Some call it a snake with disproportionate legs, but most know skinks for their big, blue tongue.
This native Australian reptile is now found as a pet all over the world. The key to its survival is sunlight.
"They have to solarize in the sun to get going to go hunting and then after they get their fill, the sun helps them metabolize that food," said Zoo Keeper Linda Meir
They're known for basking in the sun. When they have too much of it, they look for a shady place to rest.
Keepers say they're often confused with snakes and lizards, but one characteristic setting them apart is right on their head.
"The ears; they have ear holes and snakes do not have earholes," said Linda.
Ears to hear and a tongue to taste and keepers say that slimy blue body part does much more than devour breakfast.
"They'll stick out the tongue pick up the air particle on the tongue and take it up. On the roof of their tongue is what they call Jacobson organ and that they stick the tips in them and analyze air particles and figure out what's around them."
Keepers often joke around with children saying the reason why their tongues are blue is because of blue lollipops. Well that's not the case. It's actually a defense mechanism.
They will wave around their blue tongue to scare off predators.
"They will stick out the tongue, drop it down and just wave it. They have a nice bright color on the side – a pinkish color – so all that color is supposed make all the other animals look at it and go, 'Ah,'" said Linda.
Keepers say the technique works most of the time on predators.
But when skinks are the ones on the prowl, what satisfies their hunger? They're omnivores, so they eat fruits, vegetables, meat and occasionally insects.

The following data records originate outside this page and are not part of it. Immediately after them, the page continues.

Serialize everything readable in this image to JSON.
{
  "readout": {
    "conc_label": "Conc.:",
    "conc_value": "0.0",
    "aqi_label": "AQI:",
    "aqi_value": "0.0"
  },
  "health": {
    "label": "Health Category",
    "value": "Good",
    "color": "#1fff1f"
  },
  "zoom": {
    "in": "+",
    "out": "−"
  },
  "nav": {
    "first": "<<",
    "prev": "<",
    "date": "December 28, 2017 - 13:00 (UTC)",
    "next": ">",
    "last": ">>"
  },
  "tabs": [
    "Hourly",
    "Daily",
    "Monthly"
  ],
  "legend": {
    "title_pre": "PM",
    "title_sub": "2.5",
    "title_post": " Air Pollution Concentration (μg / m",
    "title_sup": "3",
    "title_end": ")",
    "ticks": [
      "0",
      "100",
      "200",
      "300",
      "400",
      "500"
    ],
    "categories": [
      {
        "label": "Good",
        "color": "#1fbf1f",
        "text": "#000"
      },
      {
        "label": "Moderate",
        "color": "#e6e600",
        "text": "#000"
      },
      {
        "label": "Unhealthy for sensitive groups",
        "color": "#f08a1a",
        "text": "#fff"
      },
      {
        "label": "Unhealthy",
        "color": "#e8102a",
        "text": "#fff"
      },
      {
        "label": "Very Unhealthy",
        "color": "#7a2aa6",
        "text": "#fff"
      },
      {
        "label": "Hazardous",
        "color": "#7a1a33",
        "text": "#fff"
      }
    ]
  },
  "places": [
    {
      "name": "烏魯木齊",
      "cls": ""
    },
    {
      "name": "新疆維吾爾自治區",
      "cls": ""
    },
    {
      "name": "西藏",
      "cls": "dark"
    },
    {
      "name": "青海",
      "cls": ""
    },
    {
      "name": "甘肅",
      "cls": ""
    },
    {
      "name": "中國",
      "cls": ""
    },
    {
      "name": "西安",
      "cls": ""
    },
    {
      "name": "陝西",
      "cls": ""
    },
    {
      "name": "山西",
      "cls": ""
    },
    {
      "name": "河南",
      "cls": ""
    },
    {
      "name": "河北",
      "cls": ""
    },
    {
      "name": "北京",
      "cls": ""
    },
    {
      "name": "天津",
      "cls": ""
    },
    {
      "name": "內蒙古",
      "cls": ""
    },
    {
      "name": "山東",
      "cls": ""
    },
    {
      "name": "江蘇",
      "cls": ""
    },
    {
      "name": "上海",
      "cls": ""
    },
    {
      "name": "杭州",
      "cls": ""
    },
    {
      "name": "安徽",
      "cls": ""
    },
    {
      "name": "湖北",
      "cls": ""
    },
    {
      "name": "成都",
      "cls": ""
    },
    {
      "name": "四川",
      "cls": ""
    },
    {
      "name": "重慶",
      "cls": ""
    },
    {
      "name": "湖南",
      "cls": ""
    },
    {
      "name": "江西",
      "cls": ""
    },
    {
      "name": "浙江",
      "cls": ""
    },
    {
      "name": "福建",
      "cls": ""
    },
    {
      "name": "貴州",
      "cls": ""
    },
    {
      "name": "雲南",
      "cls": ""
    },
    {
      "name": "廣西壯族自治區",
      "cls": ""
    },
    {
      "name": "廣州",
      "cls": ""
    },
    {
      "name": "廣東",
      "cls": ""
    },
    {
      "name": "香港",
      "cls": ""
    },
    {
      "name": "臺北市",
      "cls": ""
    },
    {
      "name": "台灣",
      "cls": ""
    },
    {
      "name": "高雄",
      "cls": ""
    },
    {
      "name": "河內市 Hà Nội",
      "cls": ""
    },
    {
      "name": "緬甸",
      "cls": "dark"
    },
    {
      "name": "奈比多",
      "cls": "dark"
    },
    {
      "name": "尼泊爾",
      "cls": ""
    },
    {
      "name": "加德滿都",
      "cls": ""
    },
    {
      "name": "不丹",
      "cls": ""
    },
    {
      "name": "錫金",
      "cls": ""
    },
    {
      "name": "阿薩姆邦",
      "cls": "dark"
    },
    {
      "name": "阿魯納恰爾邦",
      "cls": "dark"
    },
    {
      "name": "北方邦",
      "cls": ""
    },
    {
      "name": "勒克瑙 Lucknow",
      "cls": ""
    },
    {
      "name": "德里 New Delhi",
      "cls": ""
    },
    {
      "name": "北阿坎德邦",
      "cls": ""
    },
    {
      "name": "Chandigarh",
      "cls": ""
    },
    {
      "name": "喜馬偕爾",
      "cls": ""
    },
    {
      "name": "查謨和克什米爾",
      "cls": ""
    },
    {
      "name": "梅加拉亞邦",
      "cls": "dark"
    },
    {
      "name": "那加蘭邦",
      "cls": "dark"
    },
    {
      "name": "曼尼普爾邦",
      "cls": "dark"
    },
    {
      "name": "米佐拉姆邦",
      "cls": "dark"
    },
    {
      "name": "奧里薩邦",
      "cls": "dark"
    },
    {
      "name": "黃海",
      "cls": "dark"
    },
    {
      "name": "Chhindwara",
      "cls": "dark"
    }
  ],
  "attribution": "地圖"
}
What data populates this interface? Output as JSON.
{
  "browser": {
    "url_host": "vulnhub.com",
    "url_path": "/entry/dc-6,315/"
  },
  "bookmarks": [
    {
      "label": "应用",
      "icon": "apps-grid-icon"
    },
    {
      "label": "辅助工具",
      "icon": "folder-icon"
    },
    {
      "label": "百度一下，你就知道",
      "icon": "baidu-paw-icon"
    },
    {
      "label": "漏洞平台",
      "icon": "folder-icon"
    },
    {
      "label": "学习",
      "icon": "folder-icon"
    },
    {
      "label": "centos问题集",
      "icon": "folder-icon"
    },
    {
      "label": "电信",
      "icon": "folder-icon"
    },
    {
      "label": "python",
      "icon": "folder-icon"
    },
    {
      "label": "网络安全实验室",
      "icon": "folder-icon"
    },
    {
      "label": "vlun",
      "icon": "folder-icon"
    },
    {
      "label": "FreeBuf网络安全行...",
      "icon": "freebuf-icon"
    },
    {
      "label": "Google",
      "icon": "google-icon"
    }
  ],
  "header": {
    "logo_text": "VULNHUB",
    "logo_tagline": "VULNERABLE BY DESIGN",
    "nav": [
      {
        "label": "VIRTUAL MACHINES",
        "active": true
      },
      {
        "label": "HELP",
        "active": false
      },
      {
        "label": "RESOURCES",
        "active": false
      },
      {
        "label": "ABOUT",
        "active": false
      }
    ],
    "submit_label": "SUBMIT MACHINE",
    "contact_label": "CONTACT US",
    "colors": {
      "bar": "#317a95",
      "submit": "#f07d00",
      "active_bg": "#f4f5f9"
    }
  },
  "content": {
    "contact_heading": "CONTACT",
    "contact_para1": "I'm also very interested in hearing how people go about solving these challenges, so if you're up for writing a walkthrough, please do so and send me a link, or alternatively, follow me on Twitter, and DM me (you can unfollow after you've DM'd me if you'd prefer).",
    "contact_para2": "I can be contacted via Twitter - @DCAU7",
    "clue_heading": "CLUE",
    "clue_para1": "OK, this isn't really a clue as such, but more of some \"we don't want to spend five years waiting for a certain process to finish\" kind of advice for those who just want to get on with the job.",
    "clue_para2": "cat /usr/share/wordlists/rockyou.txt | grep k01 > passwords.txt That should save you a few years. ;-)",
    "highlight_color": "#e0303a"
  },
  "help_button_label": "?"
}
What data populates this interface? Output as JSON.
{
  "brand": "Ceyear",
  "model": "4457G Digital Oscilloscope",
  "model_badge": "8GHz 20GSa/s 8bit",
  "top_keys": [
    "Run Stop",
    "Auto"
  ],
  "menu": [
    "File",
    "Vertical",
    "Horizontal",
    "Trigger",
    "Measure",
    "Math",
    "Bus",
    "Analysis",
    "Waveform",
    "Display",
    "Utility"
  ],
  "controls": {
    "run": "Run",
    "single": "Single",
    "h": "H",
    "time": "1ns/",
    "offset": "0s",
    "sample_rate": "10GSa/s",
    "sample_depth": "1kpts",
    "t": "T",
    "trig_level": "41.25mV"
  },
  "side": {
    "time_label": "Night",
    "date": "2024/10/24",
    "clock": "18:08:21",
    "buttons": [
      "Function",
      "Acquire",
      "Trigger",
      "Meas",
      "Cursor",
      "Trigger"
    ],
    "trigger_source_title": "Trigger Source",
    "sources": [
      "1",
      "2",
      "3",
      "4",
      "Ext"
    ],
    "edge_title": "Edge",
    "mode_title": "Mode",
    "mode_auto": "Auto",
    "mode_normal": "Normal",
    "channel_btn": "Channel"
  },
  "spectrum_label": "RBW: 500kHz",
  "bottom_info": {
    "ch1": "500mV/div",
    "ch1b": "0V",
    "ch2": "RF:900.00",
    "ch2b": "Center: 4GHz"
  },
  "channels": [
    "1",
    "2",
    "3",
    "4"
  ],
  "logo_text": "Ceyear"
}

"Pretty much they eat like we do, except for the candy and all that garbage," said Linda.
The skink's coat looks shiny and slimy, but it's not wet at all.